"I think women all over this country heard very clearly what Mr. Trump said," Fiorina said last September.
A breast cancer survivor who lost a stepdaughter to drug addiction, Fiorina served as Hewlett-Packard CEO from 1999 to 2005. She was forced to resign amid weak earnings as the company struggled to digest a $19 billion merger with then-rival Compaq Computer.
Boxer responded to the news of Cruz selecting Fiorina by referencing the merger.
The California senator tweeted a series of comments criticizing both Cruz and Fiorina. Boxer has publicly supported Clinton.
Boxer's chief of staff recently joined Clinton's campaign as director of congressional affairs.
Her campaign never took off in the original, crowded 17-member Republican presidential field, and she was mostly relegated to the early second-tier debates for low-polling candidates.
Some conservatives applauded the choice.

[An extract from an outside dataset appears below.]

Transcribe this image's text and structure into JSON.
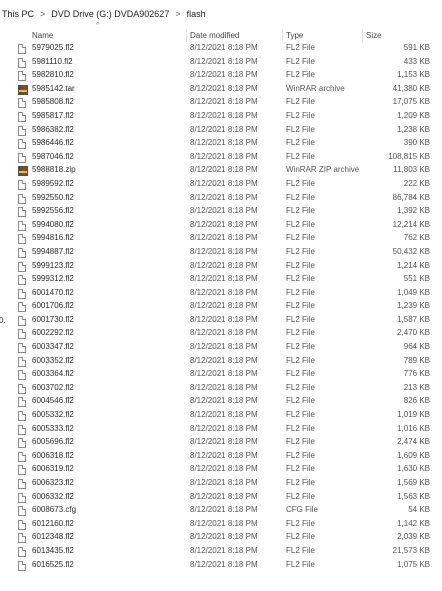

Marjorie Dannenfelser, president of the Susan B. Anthony List, which works to elect political candidates who oppose abortion rights, said Fiorina was the "ideal" choice.
"She will take Hillary Clinton head-on," Dannenfelser said in a statement.
If she is nominated, Fiorina would become the third woman to win a major-party vice presidential nomination. She would follow Geraldine Ferraro, who ran with Democrat Walter Mondale in 1984, and Sarah Palin, who ran with Republican John McCain in 2008. Both tickets lost in the general election.
Clinton would be the first woman to be the presidential nominee of a major party.
—CNBC's Everett Rosenfeld and Christine Wang contributed to this report.